As of August 29th, 2017, the Equal Employment Opportunity Commission (EEOC) received notice from the Office of Management and Budget initiating a review and immediate stay of certain aspects in the Obama-era EEO-1 form, which provides information on different groups of employees within a business. The section of the form under the freeze detailed the wages and number of hours worked for employees of different demographics. This information was intended to make disparities in pay, also known as wage gaps, transparent.
Rather than being used to immediately fix these inequalities in pay, the information from the EEO-1 form was meant to detail the wage gaps to employers. Additionally, in instances of employee discrimination, the information provided would allow the EEOC to better investigate businesses that reported sizeable gaps between certain demographics of employees.
While the EEO-1 form would not report the pay information of individual employees, it would classify employees into groups based on their job category, pay bracket, race, and gender. The EEOC was slated to gather information using this form in March 2018, but it will now use a previously-approved version. The previous version of the form will still report the demographics of race and gender among employees, but due to the freeze, it will not report the pay information.
The Office of Management and Budget cited the reason for the freeze as being a “lack of practical utility,” in addition to being “unnecessarily burdensome” to employers. The statement from the Office also requires the EEOC to create a new version of the form to submit for review.
“The EEOC remains committed to strong enforcement of our federal equal pay laws… [This] decision will not alter EEOC’s enforcement efforts,” Victoria A. Lipnic, Acting Chair of the EEOC, responded to the immediate stay of the EEO-1.
She additionally stated that, “Going forward, we at the EEOC will review the order and our options. I do hope that this decision will prompt a discussion of other more effective solutions to encourage employers to review their compensation practices to ensure equal pay and close the wage gap.
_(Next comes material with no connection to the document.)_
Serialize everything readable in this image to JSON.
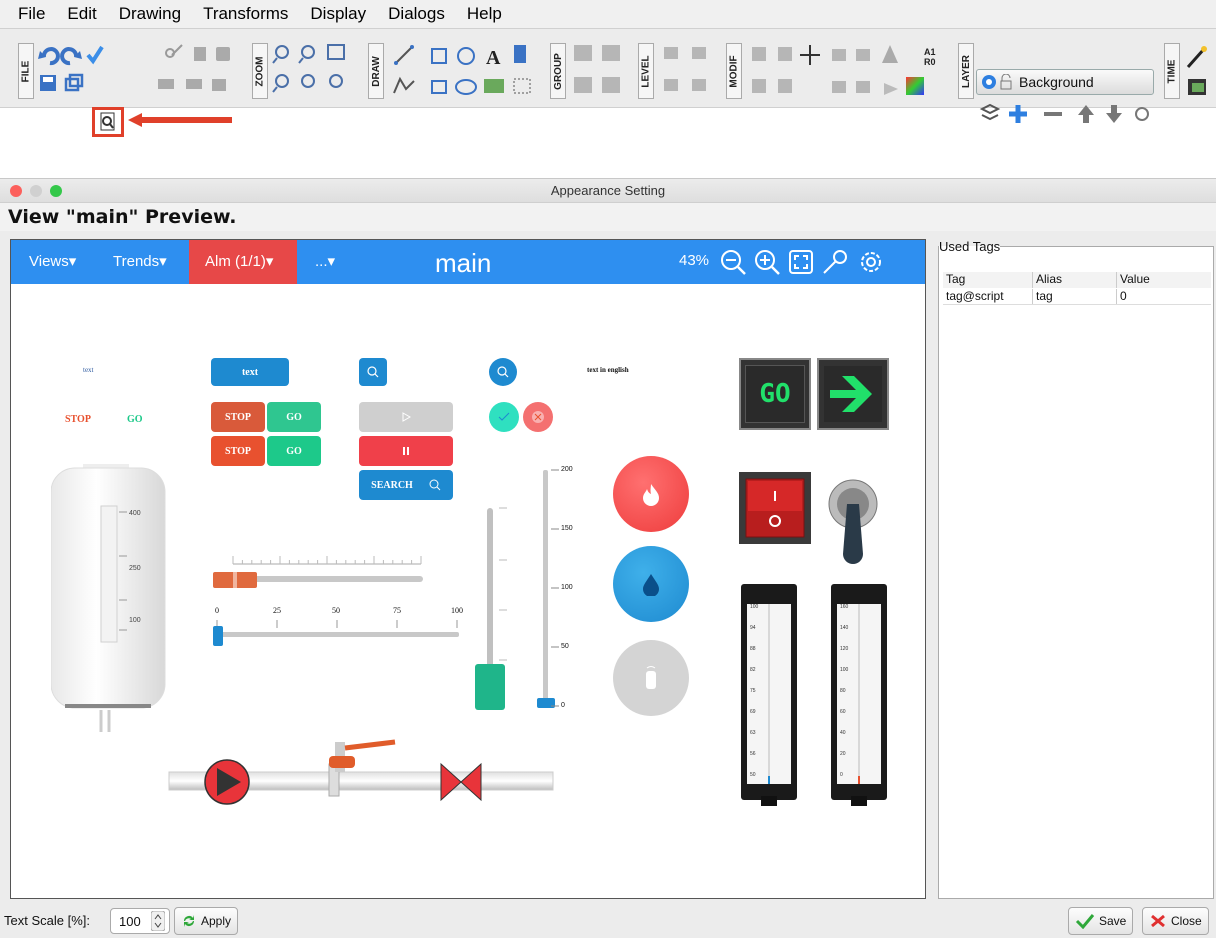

I stand ready to work with Congress, federal agencies, and all stakeholders to achieve that goal.”
Currently, the Pew Research Center reports that, while the wage gap has been generally shrinking over the years, white women still earn 83% of what white men earn. Minorities make even less than both groups and have seen stagnation in the size of their wage gaps.
The Equal Pay Act was created to protect against sex-based discrimination, and a federal employment attorney can make sure you are protected. This discrimination covers unequal pay, but also covers inequalities within retirement and benefits plans between men and women at the same workplace. If you have been discriminated against based on your sex, you may be eligible to receive back pay (up to two times the amount if the employer is proven willful) and recuperate attorney’s fees. Schedule a consultation with a federal employment attorney to determine what you may be entitled to.